-------- Records for the task

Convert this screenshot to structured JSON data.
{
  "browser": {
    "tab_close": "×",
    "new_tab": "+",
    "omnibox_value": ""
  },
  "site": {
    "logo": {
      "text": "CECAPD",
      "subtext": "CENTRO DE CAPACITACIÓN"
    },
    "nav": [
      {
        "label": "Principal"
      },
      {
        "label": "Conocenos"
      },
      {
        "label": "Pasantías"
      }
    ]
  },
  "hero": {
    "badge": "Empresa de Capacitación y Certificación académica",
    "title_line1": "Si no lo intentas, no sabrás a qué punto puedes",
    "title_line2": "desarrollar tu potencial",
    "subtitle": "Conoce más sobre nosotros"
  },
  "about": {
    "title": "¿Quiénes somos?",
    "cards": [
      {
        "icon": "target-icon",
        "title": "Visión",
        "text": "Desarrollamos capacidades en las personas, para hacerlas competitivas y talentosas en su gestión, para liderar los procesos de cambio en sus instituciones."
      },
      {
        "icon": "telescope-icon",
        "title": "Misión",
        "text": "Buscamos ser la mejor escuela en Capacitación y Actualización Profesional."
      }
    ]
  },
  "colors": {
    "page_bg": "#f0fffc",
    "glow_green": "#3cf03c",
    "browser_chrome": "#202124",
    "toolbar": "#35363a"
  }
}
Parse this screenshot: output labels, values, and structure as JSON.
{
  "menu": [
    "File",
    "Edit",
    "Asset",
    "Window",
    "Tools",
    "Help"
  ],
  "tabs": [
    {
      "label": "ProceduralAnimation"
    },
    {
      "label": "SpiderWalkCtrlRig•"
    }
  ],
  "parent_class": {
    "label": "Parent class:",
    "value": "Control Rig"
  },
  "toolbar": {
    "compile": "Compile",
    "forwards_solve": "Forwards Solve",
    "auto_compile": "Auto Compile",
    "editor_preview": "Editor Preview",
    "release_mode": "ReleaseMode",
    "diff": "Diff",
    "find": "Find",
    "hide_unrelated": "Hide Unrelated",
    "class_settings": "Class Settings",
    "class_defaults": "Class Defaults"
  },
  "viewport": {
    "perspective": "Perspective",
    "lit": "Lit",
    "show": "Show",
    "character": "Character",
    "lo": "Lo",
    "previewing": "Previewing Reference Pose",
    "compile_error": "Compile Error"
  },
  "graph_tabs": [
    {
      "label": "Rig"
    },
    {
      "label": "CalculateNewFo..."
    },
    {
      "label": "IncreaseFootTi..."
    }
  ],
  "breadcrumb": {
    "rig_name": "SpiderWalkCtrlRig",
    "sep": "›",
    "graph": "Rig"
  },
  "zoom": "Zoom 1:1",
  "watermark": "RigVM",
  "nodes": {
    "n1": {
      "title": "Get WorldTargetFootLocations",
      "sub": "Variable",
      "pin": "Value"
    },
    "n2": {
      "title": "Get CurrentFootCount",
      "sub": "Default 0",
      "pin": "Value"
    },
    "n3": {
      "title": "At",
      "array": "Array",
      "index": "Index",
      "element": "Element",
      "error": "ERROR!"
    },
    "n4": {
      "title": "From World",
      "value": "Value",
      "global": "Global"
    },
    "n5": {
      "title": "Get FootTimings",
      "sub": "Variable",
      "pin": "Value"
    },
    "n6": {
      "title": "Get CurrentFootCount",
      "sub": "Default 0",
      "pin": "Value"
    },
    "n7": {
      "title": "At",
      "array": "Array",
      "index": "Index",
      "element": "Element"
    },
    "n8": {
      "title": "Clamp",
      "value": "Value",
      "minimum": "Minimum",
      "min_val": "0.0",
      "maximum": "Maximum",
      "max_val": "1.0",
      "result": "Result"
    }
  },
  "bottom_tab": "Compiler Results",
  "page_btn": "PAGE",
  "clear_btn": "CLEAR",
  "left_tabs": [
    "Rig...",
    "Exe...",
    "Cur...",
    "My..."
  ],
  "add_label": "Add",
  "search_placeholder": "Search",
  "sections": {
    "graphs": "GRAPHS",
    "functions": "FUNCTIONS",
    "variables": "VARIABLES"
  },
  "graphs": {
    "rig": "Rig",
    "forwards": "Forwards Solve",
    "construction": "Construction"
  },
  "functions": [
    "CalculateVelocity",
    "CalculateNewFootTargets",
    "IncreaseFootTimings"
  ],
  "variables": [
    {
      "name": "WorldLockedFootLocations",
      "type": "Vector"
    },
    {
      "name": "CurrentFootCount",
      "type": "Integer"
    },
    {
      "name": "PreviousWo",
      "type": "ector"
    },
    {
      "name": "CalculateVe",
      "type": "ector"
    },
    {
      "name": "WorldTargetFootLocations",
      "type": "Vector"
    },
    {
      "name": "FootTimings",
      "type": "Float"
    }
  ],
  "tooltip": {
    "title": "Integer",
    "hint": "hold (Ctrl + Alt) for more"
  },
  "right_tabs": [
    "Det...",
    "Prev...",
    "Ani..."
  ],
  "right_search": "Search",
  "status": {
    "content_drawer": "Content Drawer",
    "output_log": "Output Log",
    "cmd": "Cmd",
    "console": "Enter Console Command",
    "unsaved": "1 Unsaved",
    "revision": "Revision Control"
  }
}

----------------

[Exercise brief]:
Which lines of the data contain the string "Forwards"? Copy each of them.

[Written solution]:
    "forwards_solve": "Forwards Solve",
    "forwards": "Forwards Solve",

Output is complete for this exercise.